Your objective: From the entries below, count every line that contains the word "JSON". Please give the number and nothing else.

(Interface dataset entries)
╔══

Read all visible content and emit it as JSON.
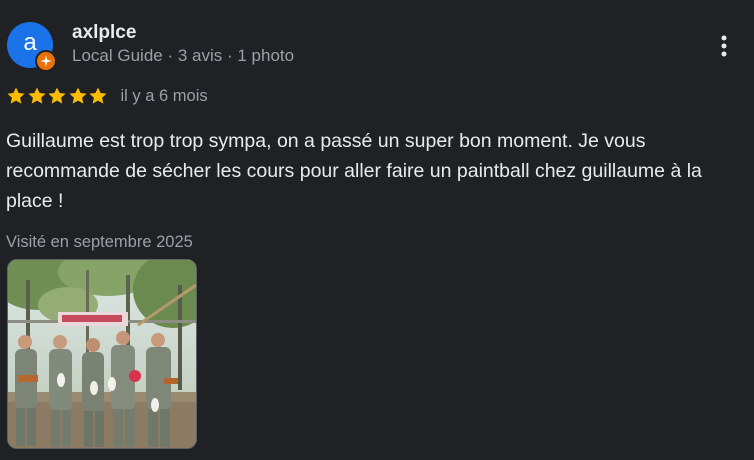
{
  "review": {
    "author": {
      "avatar_letter": "a",
      "name": "axlplce",
      "meta": "Local Guide · 3 avis · 1 photo"
    },
    "rating": 5,
    "max_rating": 5,
    "date": "il y a 6 mois",
    "text": "Guillaume est trop trop sympa, on a passé un super bon moment. Je vous recommande de sécher les cours pour aller faire un paintball chez guillaume à la place !",
    "visited": "Visité en septembre 2025"
  },
  "icons": {
    "menu": "more-vert-icon",
    "badge": "local-guide-badge-icon",
    "star": "star-icon"
  },
  "colors": {
    "background": "#202124",
    "avatar": "#1a73e8",
    "badge": "#e8710a",
    "star": "#fbbc04",
    "text_primary": "#e8eaed",
    "text_secondary": "#9aa0a6"
  }
}
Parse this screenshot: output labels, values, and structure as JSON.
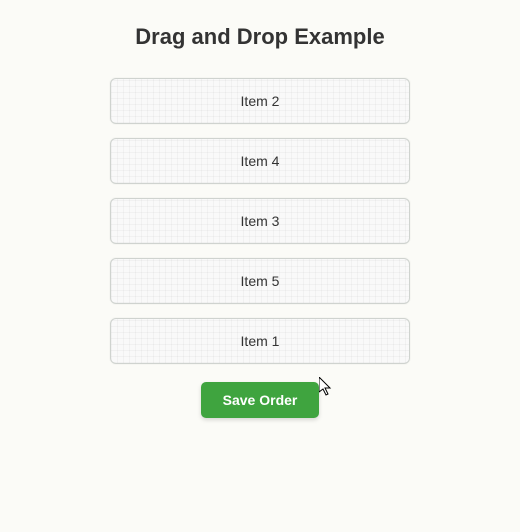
{
  "title": "Drag and Drop Example",
  "items": [
    {
      "label": "Item 2"
    },
    {
      "label": "Item 4"
    },
    {
      "label": "Item 3"
    },
    {
      "label": "Item 5"
    },
    {
      "label": "Item 1"
    }
  ],
  "actions": {
    "save_label": "Save Order"
  }
}
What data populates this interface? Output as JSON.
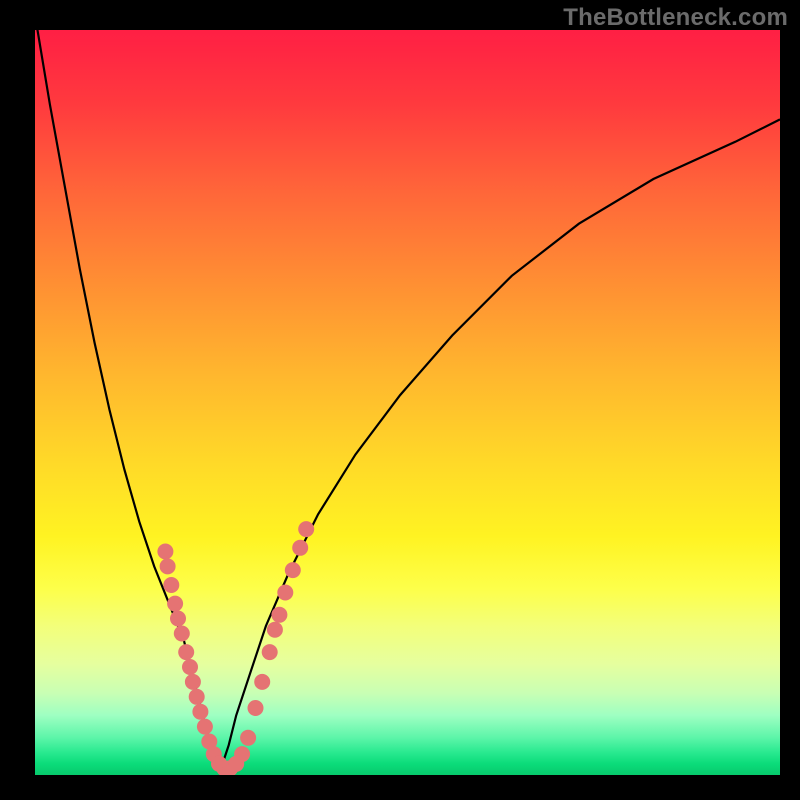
{
  "watermark": "TheBottleneck.com",
  "colors": {
    "scatter_fill": "#e57373",
    "curve_stroke": "#000000",
    "frame_bg": "#000000"
  },
  "chart_data": {
    "type": "line",
    "title": "",
    "xlabel": "",
    "ylabel": "",
    "xlim": [
      0,
      100
    ],
    "ylim": [
      0,
      100
    ],
    "grid": false,
    "series": [
      {
        "name": "left-branch",
        "x": [
          0,
          2,
          4,
          6,
          8,
          10,
          12,
          14,
          16,
          18,
          20,
          21,
          22,
          23,
          24,
          25
        ],
        "y": [
          102,
          90,
          79,
          68,
          58,
          49,
          41,
          34,
          28,
          23,
          18,
          14,
          10,
          6,
          3,
          1
        ]
      },
      {
        "name": "right-branch",
        "x": [
          25,
          26,
          27,
          29,
          31,
          34,
          38,
          43,
          49,
          56,
          64,
          73,
          83,
          94,
          100
        ],
        "y": [
          1,
          4,
          8,
          14,
          20,
          27,
          35,
          43,
          51,
          59,
          67,
          74,
          80,
          85,
          88
        ]
      }
    ],
    "scatter": {
      "name": "benchmark-points",
      "points": [
        {
          "x": 17.5,
          "y": 30.0
        },
        {
          "x": 17.8,
          "y": 28.0
        },
        {
          "x": 18.3,
          "y": 25.5
        },
        {
          "x": 18.8,
          "y": 23.0
        },
        {
          "x": 19.2,
          "y": 21.0
        },
        {
          "x": 19.7,
          "y": 19.0
        },
        {
          "x": 20.3,
          "y": 16.5
        },
        {
          "x": 20.8,
          "y": 14.5
        },
        {
          "x": 21.2,
          "y": 12.5
        },
        {
          "x": 21.7,
          "y": 10.5
        },
        {
          "x": 22.2,
          "y": 8.5
        },
        {
          "x": 22.8,
          "y": 6.5
        },
        {
          "x": 23.4,
          "y": 4.5
        },
        {
          "x": 24.0,
          "y": 2.8
        },
        {
          "x": 24.7,
          "y": 1.5
        },
        {
          "x": 25.4,
          "y": 0.9
        },
        {
          "x": 26.2,
          "y": 0.9
        },
        {
          "x": 27.0,
          "y": 1.5
        },
        {
          "x": 27.8,
          "y": 2.8
        },
        {
          "x": 28.6,
          "y": 5.0
        },
        {
          "x": 29.6,
          "y": 9.0
        },
        {
          "x": 30.5,
          "y": 12.5
        },
        {
          "x": 31.5,
          "y": 16.5
        },
        {
          "x": 32.2,
          "y": 19.5
        },
        {
          "x": 32.8,
          "y": 21.5
        },
        {
          "x": 33.6,
          "y": 24.5
        },
        {
          "x": 34.6,
          "y": 27.5
        },
        {
          "x": 35.6,
          "y": 30.5
        },
        {
          "x": 36.4,
          "y": 33.0
        }
      ]
    }
  }
}
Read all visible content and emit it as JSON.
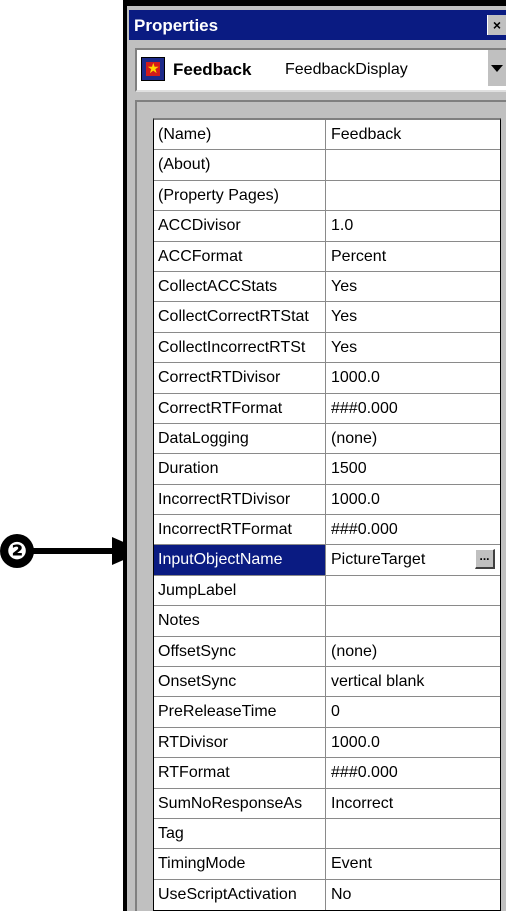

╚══

Task output: 4